Peter_Thomson Peter Thomson is environment editor at BBC/PRI’s The World. He has been covering the global environment for more than 20 years, founding and editing the NPR environmental news program Living on Earth. He has worked for NPR, WBUR, Boston, WFCR, in Amherst, Mass., and Monitor Radio. His work has also appeared in The Boston Globe, Grist Magazine and Yale Environment 360. His 2007 book, Sacred Sea: A Journey to Lake Baikal, was called “superb” and “compelling” by The New York Times. Thomson was a Fellow at the MacDowell Colony in New Hampshire and the Rockefeller Foundation’s Bellagio Study and Conference Center in Italy and is the recipient of numerous other fellowships and awards. He is a long-time member of the Society of Environmental Journalists’ board of directors and former member of the advisory board of the Institutes for Journalism and Natural Resources.
Robert_Vanderslice Robert Vanderslice is the Healthy Homes and Environment Team Lead at the Rhode Island Department of Health and serves on the adjunct faculty of Brown University and the University of Rhode Island. He has been a member of the Advisory Board of the Metcalf Institute for Marine and Environmental Reporting since 2001 and served as its chair from 2004-2005. He is a volunteer Court Appointed Special Advocate for abused and neglected children. Prior to coming to Rhode Island, he was a toxicologist for the U.S. Environmental Protection Agency. Vanderslice has received numerous awards for both scientific scholarship and public service. He has a B.A. in biology from Brown University and conducted graduate research at the National Institute for Environmental Health Sciences, receiving a Ph.D. in toxicology from North Carolina State University.

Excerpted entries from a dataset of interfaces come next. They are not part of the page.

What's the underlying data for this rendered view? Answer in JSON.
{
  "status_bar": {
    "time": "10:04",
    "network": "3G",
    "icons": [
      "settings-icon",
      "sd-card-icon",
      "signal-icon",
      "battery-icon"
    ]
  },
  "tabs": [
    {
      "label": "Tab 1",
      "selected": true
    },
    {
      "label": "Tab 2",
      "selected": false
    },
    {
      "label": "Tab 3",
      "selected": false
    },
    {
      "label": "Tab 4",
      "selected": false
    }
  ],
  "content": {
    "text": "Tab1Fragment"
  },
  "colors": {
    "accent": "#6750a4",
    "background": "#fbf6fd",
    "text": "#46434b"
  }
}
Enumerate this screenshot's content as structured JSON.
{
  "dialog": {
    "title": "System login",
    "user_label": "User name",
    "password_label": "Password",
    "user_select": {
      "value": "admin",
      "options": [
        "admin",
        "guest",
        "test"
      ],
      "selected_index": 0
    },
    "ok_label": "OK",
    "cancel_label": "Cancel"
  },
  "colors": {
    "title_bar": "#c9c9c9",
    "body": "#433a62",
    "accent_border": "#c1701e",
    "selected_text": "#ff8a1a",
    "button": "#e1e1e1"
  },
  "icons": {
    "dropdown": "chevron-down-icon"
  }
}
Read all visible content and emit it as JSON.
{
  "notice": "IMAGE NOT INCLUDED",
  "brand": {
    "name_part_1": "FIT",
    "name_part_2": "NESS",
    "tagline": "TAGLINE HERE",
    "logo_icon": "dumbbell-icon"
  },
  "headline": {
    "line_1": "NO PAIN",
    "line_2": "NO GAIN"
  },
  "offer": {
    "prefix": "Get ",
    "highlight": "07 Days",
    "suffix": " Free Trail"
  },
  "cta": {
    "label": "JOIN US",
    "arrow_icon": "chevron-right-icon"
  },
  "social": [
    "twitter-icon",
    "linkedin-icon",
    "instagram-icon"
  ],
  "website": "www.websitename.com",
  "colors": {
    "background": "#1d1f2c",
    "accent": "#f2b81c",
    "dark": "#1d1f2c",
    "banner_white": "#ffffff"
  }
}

Christine_Woodside Christine Woodside, board chair, is a writer and editor specializing in environment, energy, and mountain adventure. She has written for Nature Climate Change, The New York Times, the Yale Forum on Climate Change and the Media, New England Watershed and Connecticut Explored, and she edits Appalachia Journal and Connecticut Woodlands. She was a newspaper reporter and editor for 18 years for The (New London, CT) Day. Her book, Energy Independence, was published by Lyons Press in 2009 and she is currently writing a book about Laura Ingalls Wilder and the pioneer identity. An avid hiker, Woodside was a Fellow in the inaugural class of the Metcalf Annual Workshop. She earned a B.A. in American civilization from the University of Pennsylvania.